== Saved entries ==
....
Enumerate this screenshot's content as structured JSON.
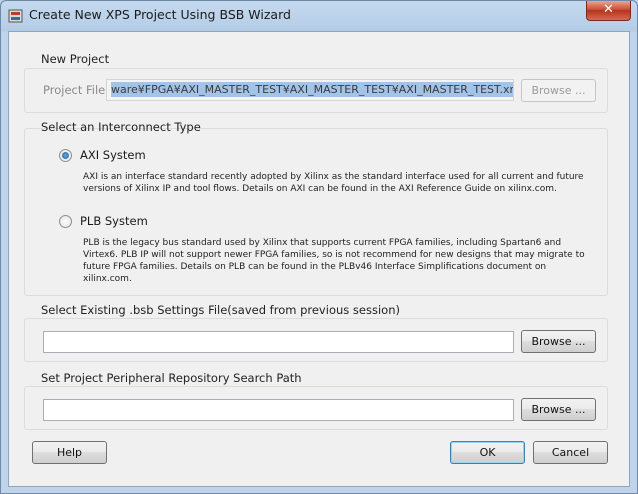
{
  "window": {
    "title": "Create New XPS Project Using BSB Wizard",
    "close_label": "✕"
  },
  "new_project": {
    "group_label": "New Project",
    "project_file_label": "Project File",
    "project_file_value": "ware¥FPGA¥AXI_MASTER_TEST¥AXI_MASTER_TEST¥AXI_MASTER_TEST.xmp",
    "browse_label": "Browse ..."
  },
  "interconnect": {
    "group_label": "Select an Interconnect Type",
    "axi_label": "AXI System",
    "axi_desc": "AXI is an interface standard recently adopted by Xilinx as the standard interface used for all current and future versions of Xilinx IP and tool flows.  Details on AXI can be found in the AXI Reference Guide on xilinx.com.",
    "plb_label": "PLB System",
    "plb_desc": "PLB is the legacy bus standard used by Xilinx that supports current FPGA families, including Spartan6 and Virtex6.  PLB IP will not support newer FPGA families, so is not recommend for new designs that may migrate to future FPGA families.  Details on PLB can be found in the PLBv46 Interface Simplifications document on xilinx.com.",
    "selected": "AXI System"
  },
  "bsb_settings": {
    "group_label": "Select Existing .bsb Settings File(saved from previous session)",
    "value": "",
    "browse_label": "Browse ..."
  },
  "repository": {
    "group_label": "Set Project Peripheral Repository Search Path",
    "value": "",
    "browse_label": "Browse ..."
  },
  "footer": {
    "help_label": "Help",
    "ok_label": "OK",
    "cancel_label": "Cancel"
  }
}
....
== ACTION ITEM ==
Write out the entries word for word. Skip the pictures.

== YOUR SOLUTION ==
Enumerate this screenshot's content as structured JSON.
{
  "window": {
    "title": "Create New XPS Project Using BSB Wizard",
    "close_label": "✕"
  },
  "new_project": {
    "group_label": "New Project",
    "project_file_label": "Project File",
    "project_file_value": "ware¥FPGA¥AXI_MASTER_TEST¥AXI_MASTER_TEST¥AXI_MASTER_TEST.xmp",
    "browse_label": "Browse ..."
  },
  "interconnect": {
    "group_label": "Select an Interconnect Type",
    "axi_label": "AXI System",
    "axi_desc": "AXI is an interface standard recently adopted by Xilinx as the standard interface used for all current and future versions of Xilinx IP and tool flows.  Details on AXI can be found in the AXI Reference Guide on xilinx.com.",
    "plb_label": "PLB System",
    "plb_desc": "PLB is the legacy bus standard used by Xilinx that supports current FPGA families, including Spartan6 and Virtex6.  PLB IP will not support newer FPGA families, so is not recommend for new designs that may migrate to future FPGA families.  Details on PLB can be found in the PLBv46 Interface Simplifications document on xilinx.com.",
    "selected": "AXI System"
  },
  "bsb_settings": {
    "group_label": "Select Existing .bsb Settings File(saved from previous session)",
    "value": "",
    "browse_label": "Browse ..."
  },
  "repository": {
    "group_label": "Set Project Peripheral Repository Search Path",
    "value": "",
    "browse_label": "Browse ..."
  },
  "footer": {
    "help_label": "Help",
    "ok_label": "OK",
    "cancel_label": "Cancel"
  }
}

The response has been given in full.